I must say that I am very bias about this terminal, I love this thing. The first time I worked with this terminal was at VMWorld 2010, they were the terminal that VMware was using for their lab environment. Then recently we got a unit in at the office for a customer demo, and I got a second chance to play with one in combination with my VMware View 4.6 install at the co-lo.
Everything that I have thrown at the Wyse P20 in terms of applications and multimedia just works…it just chugs along and gets it done. YouTube audio and video is almost always synced and there is very little lag. The environment that I used to test the terminal is my VMware Lab equipment that is colocated about 30 miles from the office.
The test layout:
The test desktop is a Windows 7 Pro machine and has 1 vCPU, 1GB of RAM, and about 25GB of HDD space on the SAN. The hardware driving this is a pair of HP DL365 G1 servers which have 2 x Dual-Core Opteron 2218 processors. The only problem that I have on the server side is when I do full-screen video or multiple monitors and video on one monitor and other apps on the other. But besides those scenarios, there really isn’t a CPU bottleneck.
What’s in the box
Besides the terminal, the box includes a Wyse Keyboard and mouse, power supply (which is super tiny), and a small base which allows the terminal to stand on end. The keyboard is pretty heavy duty compared to some of the bundled keyboards these days, and the power supply is well almost non-existent.
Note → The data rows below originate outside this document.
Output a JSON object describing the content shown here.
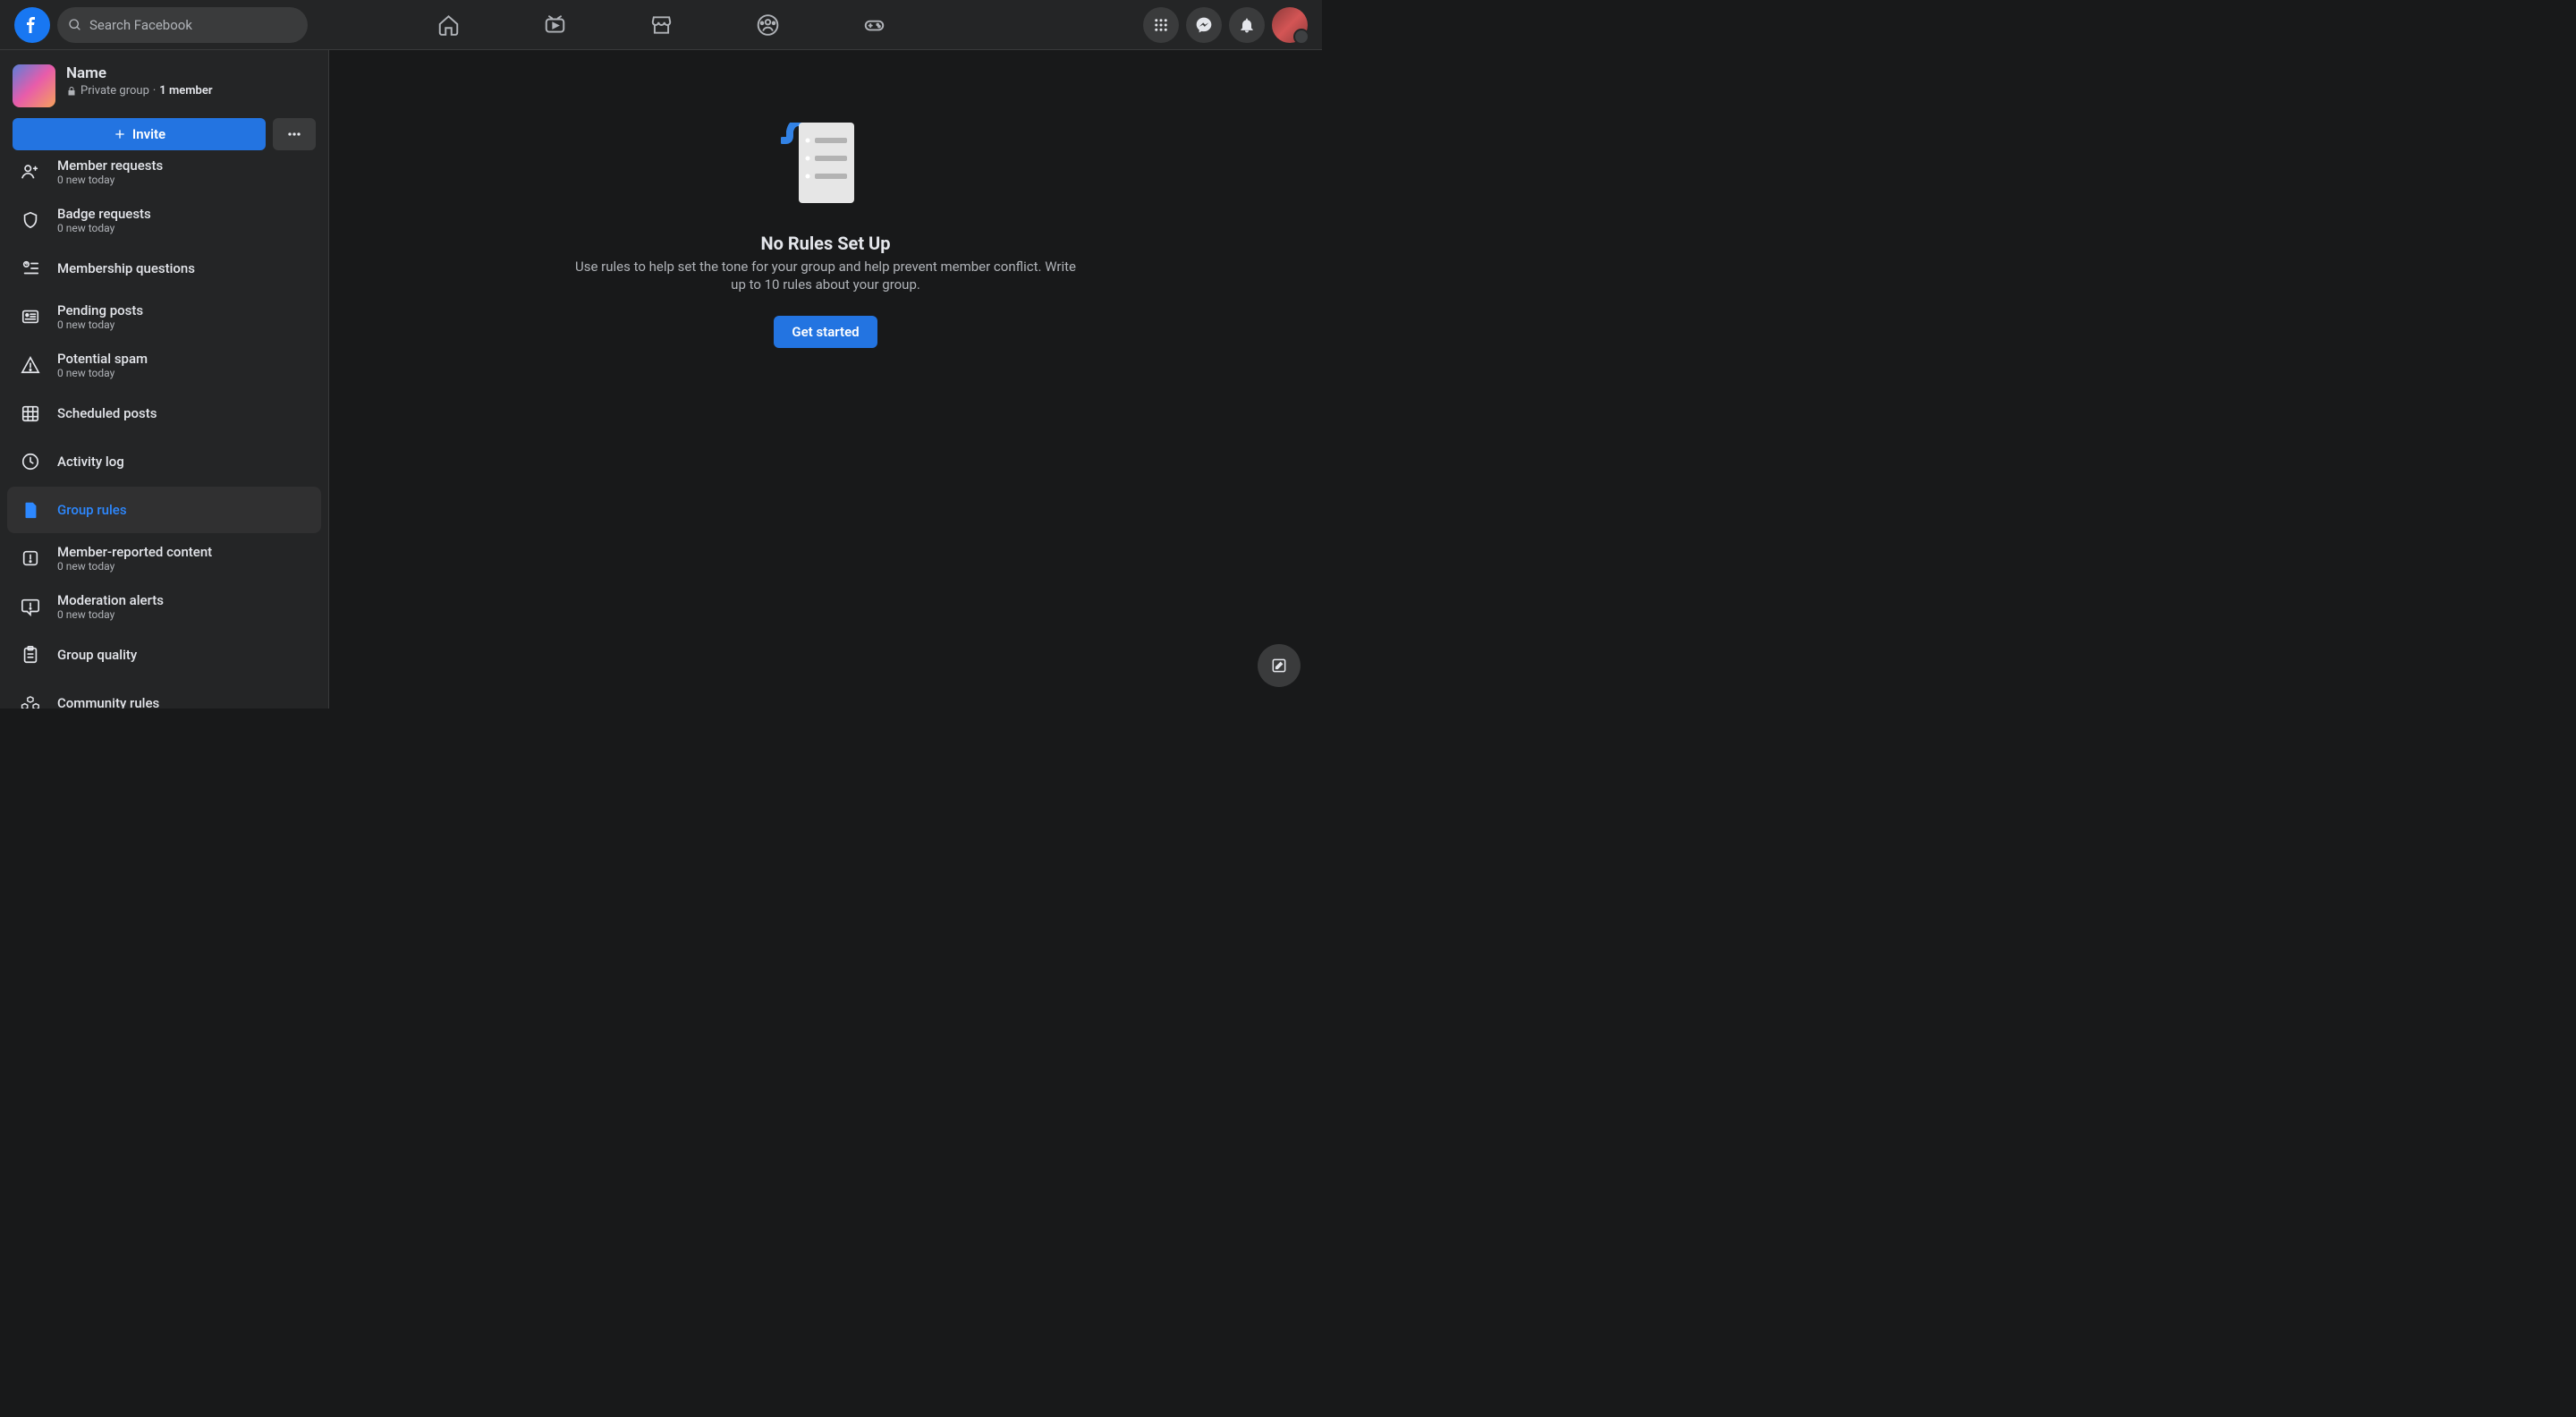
{
  "search": {
    "placeholder": "Search Facebook"
  },
  "group": {
    "name": "Name",
    "privacy": "Private group",
    "separator": "·",
    "members": "1 member",
    "invite_label": "Invite"
  },
  "sidebar": {
    "items": [
      {
        "label": "Member requests",
        "sub": "0 new today",
        "icon": "person-plus-icon"
      },
      {
        "label": "Badge requests",
        "sub": "0 new today",
        "icon": "shield-icon"
      },
      {
        "label": "Membership questions",
        "sub": "",
        "icon": "question-list-icon"
      },
      {
        "label": "Pending posts",
        "sub": "0 new today",
        "icon": "post-card-icon"
      },
      {
        "label": "Potential spam",
        "sub": "0 new today",
        "icon": "warning-triangle-icon"
      },
      {
        "label": "Scheduled posts",
        "sub": "",
        "icon": "calendar-grid-icon"
      },
      {
        "label": "Activity log",
        "sub": "",
        "icon": "clock-icon"
      },
      {
        "label": "Group rules",
        "sub": "",
        "icon": "document-icon",
        "active": true
      },
      {
        "label": "Member-reported content",
        "sub": "0 new today",
        "icon": "report-square-icon"
      },
      {
        "label": "Moderation alerts",
        "sub": "0 new today",
        "icon": "alert-bubble-icon"
      },
      {
        "label": "Group quality",
        "sub": "",
        "icon": "clipboard-icon"
      },
      {
        "label": "Community rules",
        "sub": "",
        "icon": "community-icon"
      }
    ]
  },
  "main": {
    "title": "No Rules Set Up",
    "description": "Use rules to help set the tone for your group and help prevent member conflict. Write up to 10 rules about your group.",
    "cta": "Get started"
  }
}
You can spot it however if you look just to the right of the terminal in the picture above.
What makes it special
There are terminals everywhere that sport the VMware View client, but what makes the Wyse P20 special is that it has a Teradici chip in it that does all of the PCoIP decoding and encoding in hardware…. not in software, which is what most terminals do. The P20 only has 128MB of RAM… normally a terminal will have 512-2GB of RAM, but again since the only CPU in the box is the Teradici chip and its made to do PCoIP it doesn’t need as many resources.
I didn’t take a screenshot of the setup screen but that is only because it was so simple. Because this terminal will only do VMware View all you need to do is log in to the admin interface and put in the IP or DNS name of your broker, that’s it!
CPU Chip: Teradici 1100P PCoIP™
Memory: 128MB RAM
I/O peripheral support:
- Two single-link DVI-I port (1 VGA adapter included)
- Four USB 1.1 ports (2 on front, 2 on back)
- One mic in
- One line out, One headphone socket
- Enhanced USB keyboard with Windows Keys (104 keys)
- USB optical mouse included
LED’s: PCoIP LED and Portal power button LED
Button: Device power button and Remote PC power button
Networking: 10/100/1000 Base-T Gigabit ethernet
- VESA monitor support with Display Data Control (DDC) for automatic setting of resolution and refresh rate
- Two independent full resolution frame buffers
- Single and Dual: 1920×1200@60Hz, Color Depth: 8, 15, 16 or 24bpp.
- Height: 8.27 inches (210mm)
- Width: 5.33 inches (135.4mm)
- Depth: 1.81 inches (45.9mm)
- Shipping Weight 8.15 lbs. (3.7 kg)
Power Worldwide auto-sensing 100-240 VAC, 50/60 Hz. power supply
Average power usage with device connected to 1 keyboard with 1 mouse and 1 monitor: 15.36 Watts
Temperature Range: Vertical position: 50° to 104° F (10° to 40° C)
- 20% to 80% condensing
- 10% to 95% non-condensing
Warranty Hardware warranty: 3 years limited hardware warranty
What I didn’t like
One thing that I did find that I didn’t like about the terminal is that it only has USB 1.1 ports… I don’t know if that is a limitation of the PCoIP protocol or the CPU, but it is the only thing that was a turn off about the terminal. I wouldn’t let it keep me from buying one though, I also tried the terminal out at home and at my parents, (I have a 3Mbps DSL, they have 1.5Mbps DSL) and it still worked fine for business type apps, so it would still be perfect for the remote worker.
Official Spec sheet can be found here.
Wyse apparently OEM’s this same terminal to multiple 3rd parties’s